'American Sniper' murder trial could go to Texas jury soon
STEPHENVILLE, Texas (Reuters) - A Texas jury could begin deliberations as early as Tuesday in the trial of a former Marine charged with murdering Chris Kyle, the former U.S. Navy SEAL whose autobiography was turned into the blockbuster movie "Ame...
STEPHENVILLE, Texas (Reuters) - A Texas jury could begin deliberations as early as Tuesday in the trial of a former Marine charged with murdering Chris Kyle, the former U.S. Navy SEAL whose autobiography was turned into the blockbuster movie "American Sniper."
Eddie Ray Routh, 27, is accused of fatally shooting Kyle and Kyle's friend Chad Littlefield multiple times at a gun range about 70 miles (110 km) southwest of Fort Worth in February 2013 and then fleeing in Kyle's pickup truck.
Crime scene analyst Howard Ryan called by prosecutors as a rebuttal witness testified that Kyle was shot several times as he was mostly motionless, with the rounds hitting the same area of the body. Littlefield appeared to have been shot while on his knees, Ryan said.
"Our opinion is that he was shot in the back," Ryan told the court, speaking of Littlefield, who also had wounds on other parts of his body, including to his head.
Closing arguments are expected as early as Tuesday afternoon and then the case would go to the jury of 10 woman and two men at the court in the rural city of Stephenville would begin deliberations.
Defense attorney are trying to have Routh declared innocent by reason of insanity and called a psychiatrist who testified he is a paranoid schizophrenic and showed signs of psychosis that could not be faked.
Prosecutors, seeking a life sentence without the possibility of parole, contend Routh knew what he was doing and acted deliberately when he shot the two and then fled. They called a psychologist who testified Routh has a personality disorder make worse by heavy drug use and has been faking schizophrenia.
The trial has focused renewed attention on Kyle, who is credited with the most confirmed kills of an U.S. military sniper, and on the movie "American Sniper."
Routh, who served with the Marines in Iraq and Haiti, had been admitted to Veterans Affairs hospitals after his service to treat mental illness. Prosecutors said Routh did not see combat in his overseas deployments.
Routh's attorneys have not disputed that he shot Kyle and Littlefield.
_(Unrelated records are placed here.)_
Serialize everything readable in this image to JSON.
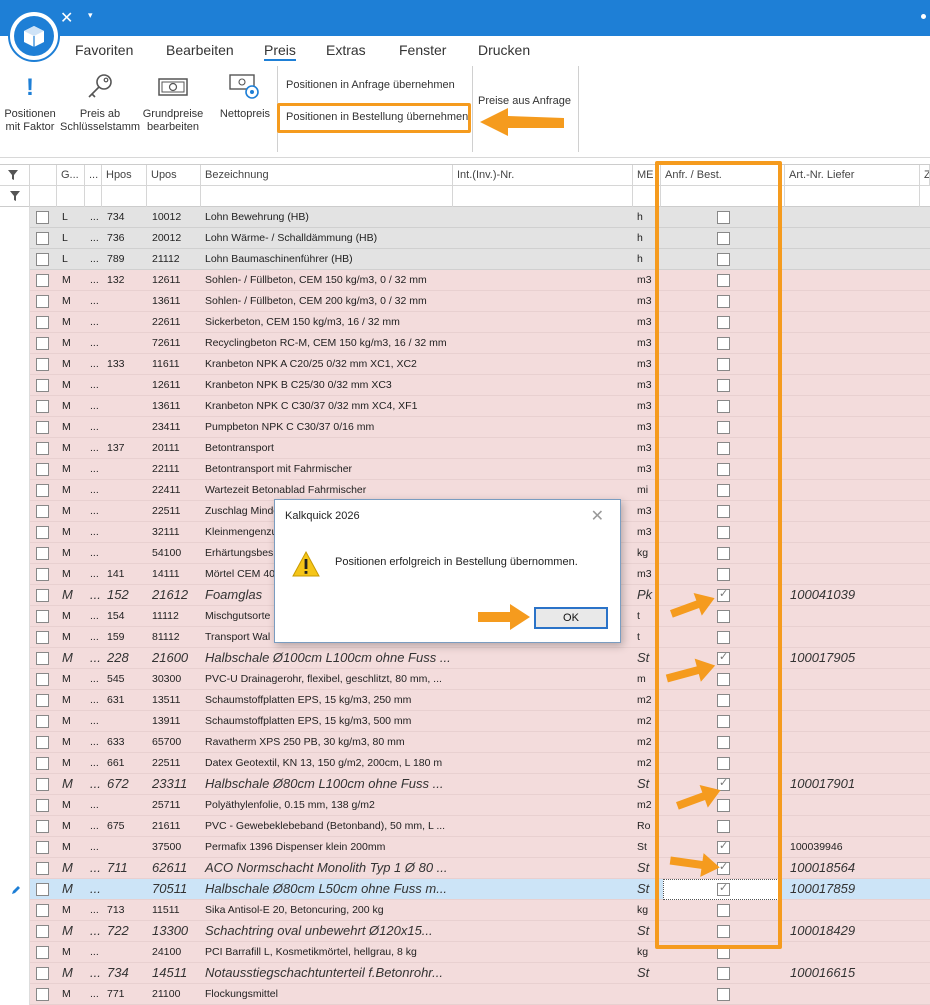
{
  "window": {
    "close_glyph": "✕",
    "dropdown_glyph": "▾"
  },
  "menu": [
    "Favoriten",
    "Bearbeiten",
    "Preis",
    "Extras",
    "Fenster",
    "Drucken"
  ],
  "menu_active": "Preis",
  "ribbon": {
    "positionen_mit_faktor": [
      "Positionen",
      "mit Faktor"
    ],
    "preis_ab_schluessel": [
      "Preis ab",
      "Schlüsselstamm"
    ],
    "grundpreise": [
      "Grundpreise",
      "bearbeiten"
    ],
    "nettopreis": "Nettopreis",
    "anfrage_uebernehmen": "Positionen in Anfrage übernehmen",
    "bestellung_uebernehmen": "Positionen in Bestellung übernehmen",
    "preise_aus_anfrage": "Preise aus Anfrage"
  },
  "columns": {
    "g": "G...",
    "dots": "...",
    "hpos": "Hpos",
    "upos": "Upos",
    "bezeichnung": "Bezeichnung",
    "int": "Int.(Inv.)-Nr.",
    "me": "ME",
    "anfr": "Anfr. / Best.",
    "art": "Art.-Nr. Liefer",
    "z": "Z"
  },
  "rows": [
    {
      "g": "L",
      "d": "...",
      "hpos": "734",
      "upos": "10012",
      "bez": "Lohn Bewehrung (HB)",
      "me": "h",
      "checked": false,
      "art": "",
      "big": false
    },
    {
      "g": "L",
      "d": "...",
      "hpos": "736",
      "upos": "20012",
      "bez": "Lohn Wärme- / Schalldämmung (HB)",
      "me": "h",
      "checked": false,
      "art": "",
      "big": false
    },
    {
      "g": "L",
      "d": "...",
      "hpos": "789",
      "upos": "21112",
      "bez": "Lohn Baumaschinenführer (HB)",
      "me": "h",
      "checked": false,
      "art": "",
      "big": false
    },
    {
      "g": "M",
      "d": "...",
      "hpos": "132",
      "upos": "12611",
      "bez": "Sohlen- / Füllbeton, CEM 150 kg/m3, 0 / 32 mm",
      "me": "m3",
      "checked": false,
      "art": "",
      "big": false
    },
    {
      "g": "M",
      "d": "...",
      "hpos": "",
      "upos": "13611",
      "bez": "Sohlen- / Füllbeton, CEM 200 kg/m3, 0 / 32 mm",
      "me": "m3",
      "checked": false,
      "art": "",
      "big": false
    },
    {
      "g": "M",
      "d": "...",
      "hpos": "",
      "upos": "22611",
      "bez": "Sickerbeton, CEM 150 kg/m3, 16 / 32 mm",
      "me": "m3",
      "checked": false,
      "art": "",
      "big": false
    },
    {
      "g": "M",
      "d": "...",
      "hpos": "",
      "upos": "72611",
      "bez": "Recyclingbeton RC-M, CEM 150 kg/m3, 16 / 32 mm",
      "me": "m3",
      "checked": false,
      "art": "",
      "big": false
    },
    {
      "g": "M",
      "d": "...",
      "hpos": "133",
      "upos": "11611",
      "bez": "Kranbeton  NPK A  C20/25  0/32 mm  XC1, XC2",
      "me": "m3",
      "checked": false,
      "art": "",
      "big": false
    },
    {
      "g": "M",
      "d": "...",
      "hpos": "",
      "upos": "12611",
      "bez": "Kranbeton  NPK B  C25/30  0/32 mm  XC3",
      "me": "m3",
      "checked": false,
      "art": "",
      "big": false
    },
    {
      "g": "M",
      "d": "...",
      "hpos": "",
      "upos": "13611",
      "bez": "Kranbeton  NPK C  C30/37  0/32 mm  XC4, XF1",
      "me": "m3",
      "checked": false,
      "art": "",
      "big": false
    },
    {
      "g": "M",
      "d": "...",
      "hpos": "",
      "upos": "23411",
      "bez": "Pumpbeton  NPK C  C30/37  0/16 mm",
      "me": "m3",
      "checked": false,
      "art": "",
      "big": false
    },
    {
      "g": "M",
      "d": "...",
      "hpos": "137",
      "upos": "20111",
      "bez": "Betontransport",
      "me": "m3",
      "checked": false,
      "art": "",
      "big": false
    },
    {
      "g": "M",
      "d": "...",
      "hpos": "",
      "upos": "22111",
      "bez": "Betontransport mit Fahrmischer",
      "me": "m3",
      "checked": false,
      "art": "",
      "big": false
    },
    {
      "g": "M",
      "d": "...",
      "hpos": "",
      "upos": "22411",
      "bez": "Wartezeit Betonablad Fahrmischer",
      "me": "mi",
      "checked": false,
      "art": "",
      "big": false
    },
    {
      "g": "M",
      "d": "...",
      "hpos": "",
      "upos": "22511",
      "bez": "Zuschlag Minde",
      "me": "m3",
      "checked": false,
      "art": "",
      "big": false
    },
    {
      "g": "M",
      "d": "...",
      "hpos": "",
      "upos": "32111",
      "bez": "Kleinmengenzu",
      "me": "m3",
      "checked": false,
      "art": "",
      "big": false
    },
    {
      "g": "M",
      "d": "...",
      "hpos": "",
      "upos": "54100",
      "bez": "Erhärtungsbes",
      "me": "kg",
      "checked": false,
      "art": "",
      "big": false
    },
    {
      "g": "M",
      "d": "...",
      "hpos": "141",
      "upos": "14111",
      "bez": "Mörtel CEM 40",
      "me": "m3",
      "checked": false,
      "art": "",
      "big": false
    },
    {
      "g": "M",
      "d": "...",
      "hpos": "152",
      "upos": "21612",
      "bez": "Foamglas",
      "me": "Pk",
      "checked": true,
      "art": "100041039",
      "big": true
    },
    {
      "g": "M",
      "d": "...",
      "hpos": "154",
      "upos": "11112",
      "bez": "Mischgutsorte",
      "me": "t",
      "checked": false,
      "art": "",
      "big": false
    },
    {
      "g": "M",
      "d": "...",
      "hpos": "159",
      "upos": "81112",
      "bez": "Transport Wal",
      "me": "t",
      "checked": false,
      "art": "",
      "big": false
    },
    {
      "g": "M",
      "d": "...",
      "hpos": "228",
      "upos": "21600",
      "bez": "Halbschale Ø100cm L100cm ohne Fuss ...",
      "me": "St",
      "checked": true,
      "art": "100017905",
      "big": true
    },
    {
      "g": "M",
      "d": "...",
      "hpos": "545",
      "upos": "30300",
      "bez": "PVC-U Drainagerohr, flexibel, geschlitzt, 80 mm, ...",
      "me": "m",
      "checked": false,
      "art": "",
      "big": false
    },
    {
      "g": "M",
      "d": "...",
      "hpos": "631",
      "upos": "13511",
      "bez": "Schaumstoffplatten EPS, 15 kg/m3, 250 mm",
      "me": "m2",
      "checked": false,
      "art": "",
      "big": false
    },
    {
      "g": "M",
      "d": "...",
      "hpos": "",
      "upos": "13911",
      "bez": "Schaumstoffplatten EPS, 15 kg/m3, 500 mm",
      "me": "m2",
      "checked": false,
      "art": "",
      "big": false
    },
    {
      "g": "M",
      "d": "...",
      "hpos": "633",
      "upos": "65700",
      "bez": "Ravatherm XPS 250 PB, 30 kg/m3, 80 mm",
      "me": "m2",
      "checked": false,
      "art": "",
      "big": false
    },
    {
      "g": "M",
      "d": "...",
      "hpos": "661",
      "upos": "22511",
      "bez": "Datex Geotextil, KN 13, 150 g/m2, 200cm, L 180 m",
      "me": "m2",
      "checked": false,
      "art": "",
      "big": false
    },
    {
      "g": "M",
      "d": "...",
      "hpos": "672",
      "upos": "23311",
      "bez": "Halbschale Ø80cm L100cm ohne Fuss ...",
      "me": "St",
      "checked": true,
      "art": "100017901",
      "big": true
    },
    {
      "g": "M",
      "d": "...",
      "hpos": "",
      "upos": "25711",
      "bez": "Polyäthylenfolie, 0.15 mm, 138 g/m2",
      "me": "m2",
      "checked": false,
      "art": "",
      "big": false
    },
    {
      "g": "M",
      "d": "...",
      "hpos": "675",
      "upos": "21611",
      "bez": "PVC - Gewebeklebeband (Betonband), 50 mm, L ...",
      "me": "Ro",
      "checked": false,
      "art": "",
      "big": false
    },
    {
      "g": "M",
      "d": "...",
      "hpos": "",
      "upos": "37500",
      "bez": "Permafix 1396 Dispenser klein 200mm",
      "me": "St",
      "checked": true,
      "art": "100039946",
      "big": false
    },
    {
      "g": "M",
      "d": "...",
      "hpos": "711",
      "upos": "62611",
      "bez": "ACO Normschacht Monolith Typ 1 Ø 80 ...",
      "me": "St",
      "checked": true,
      "art": "100018564",
      "big": true
    },
    {
      "g": "M",
      "d": "...",
      "hpos": "",
      "upos": "70511",
      "bez": "Halbschale Ø80cm L50cm ohne Fuss m...",
      "me": "St",
      "checked": true,
      "art": "100017859",
      "big": true,
      "selected": true
    },
    {
      "g": "M",
      "d": "...",
      "hpos": "713",
      "upos": "11511",
      "bez": "Sika Antisol-E 20, Betoncuring, 200 kg",
      "me": "kg",
      "checked": false,
      "art": "",
      "big": false
    },
    {
      "g": "M",
      "d": "...",
      "hpos": "722",
      "upos": "13300",
      "bez": "Schachtring oval unbewehrt Ø120x15...",
      "me": "St",
      "checked": false,
      "art": "100018429",
      "big": true
    },
    {
      "g": "M",
      "d": "...",
      "hpos": "",
      "upos": "24100",
      "bez": "PCI Barrafill L, Kosmetikmörtel, hellgrau, 8 kg",
      "me": "kg",
      "checked": false,
      "art": "",
      "big": false
    },
    {
      "g": "M",
      "d": "...",
      "hpos": "734",
      "upos": "14511",
      "bez": "Notausstiegschachtunterteil f.Betonrohr...",
      "me": "St",
      "checked": false,
      "art": "100016615",
      "big": true
    },
    {
      "g": "M",
      "d": "...",
      "hpos": "771",
      "upos": "21100",
      "bez": "Flockungsmittel",
      "me": "",
      "checked": false,
      "art": "",
      "big": false
    }
  ],
  "dialog": {
    "title": "Kalkquick  2026",
    "message": "Positionen erfolgreich in Bestellung übernommen.",
    "ok": "OK",
    "close_glyph": "✕"
  },
  "colors": {
    "accent": "#1e7fd6",
    "highlight": "#f59b1e",
    "row_l": "#e3e3e3",
    "row_m": "#f3dcdc",
    "row_selected": "#cce4f7"
  }
}
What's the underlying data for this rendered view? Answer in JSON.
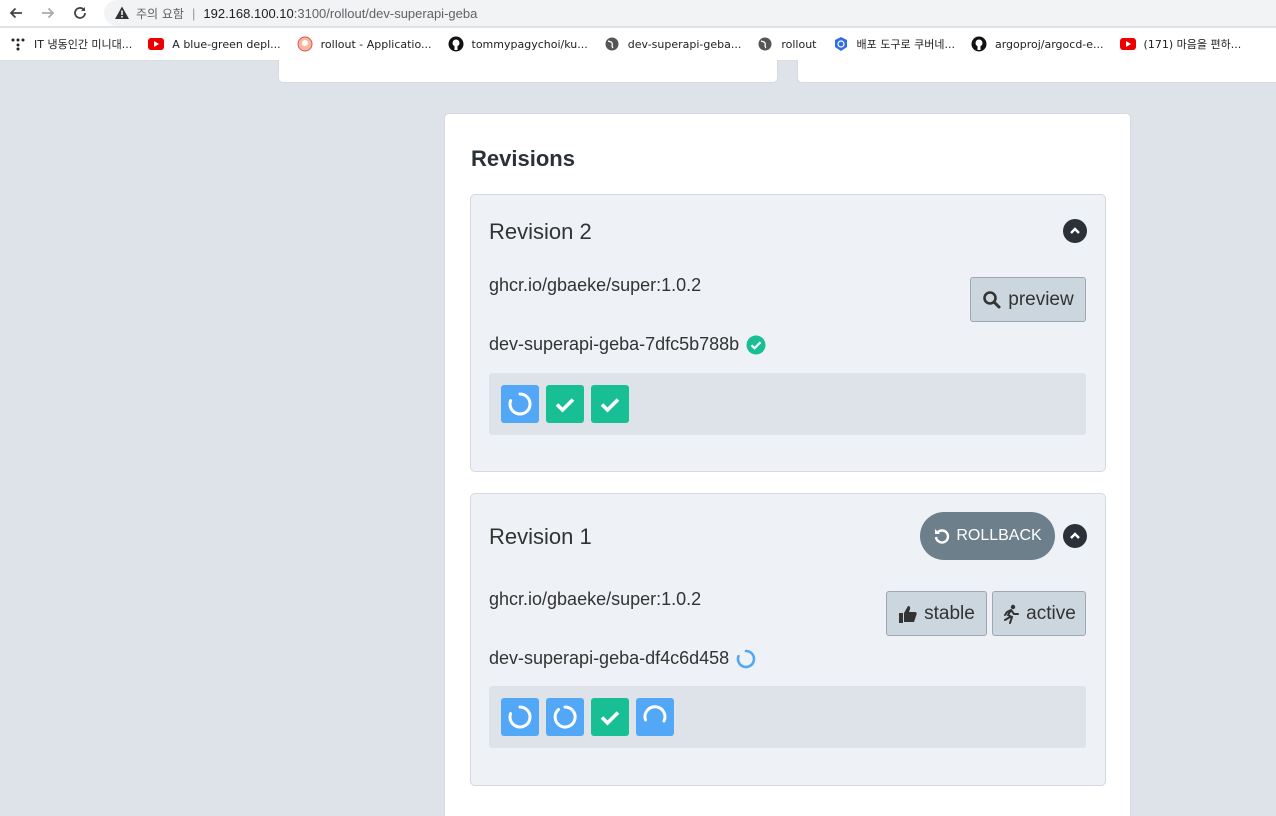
{
  "browser": {
    "security_label": "주의 요함",
    "url_host": "192.168.100.10",
    "url_path": ":3100/rollout/dev-superapi-geba",
    "bookmarks": [
      {
        "label": "IT 냉동인간 미니대...",
        "icon": "dots-icon"
      },
      {
        "label": "A blue-green depl...",
        "icon": "youtube-icon"
      },
      {
        "label": "rollout - Applicatio...",
        "icon": "argo-icon"
      },
      {
        "label": "tommypagychoi/ku...",
        "icon": "github-icon"
      },
      {
        "label": "dev-superapi-geba...",
        "icon": "globe-icon"
      },
      {
        "label": "rollout",
        "icon": "globe-icon"
      },
      {
        "label": "배포 도구로 쿠버네...",
        "icon": "kubernetes-icon"
      },
      {
        "label": "argoproj/argocd-e...",
        "icon": "github-icon"
      },
      {
        "label": "(171) 마음을 편하...",
        "icon": "youtube-icon"
      }
    ]
  },
  "colors": {
    "page_bg": "#dee3e9",
    "pod_running": "#52a7f7",
    "pod_ready": "#18be94",
    "status_ok": "#18be94",
    "rollback_bg": "#6d7f8b"
  },
  "panel": {
    "title": "Revisions"
  },
  "revisions": [
    {
      "title": "Revision 2",
      "image": "ghcr.io/gbaeke/super:1.0.2",
      "replicaset": "dev-superapi-geba-7dfc5b788b",
      "rs_status": "healthy",
      "preview_label": "preview",
      "pods": [
        "progressing",
        "healthy",
        "healthy"
      ]
    },
    {
      "title": "Revision 1",
      "image": "ghcr.io/gbaeke/super:1.0.2",
      "replicaset": "dev-superapi-geba-df4c6d458",
      "rs_status": "progressing",
      "rollback_label": "ROLLBACK",
      "stable_label": "stable",
      "active_label": "active",
      "pods": [
        "progressing",
        "progressing",
        "healthy",
        "progressing"
      ]
    }
  ]
}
In videotape provided by police and shown in court in the rural Texas city of Stephenville, Routh admits to the shooting in a rambling speech that defense attorneys contend attests to his unstable mental state.
The trial was halted on Monday due to an ice storm in the area.
By Jon Herskovitz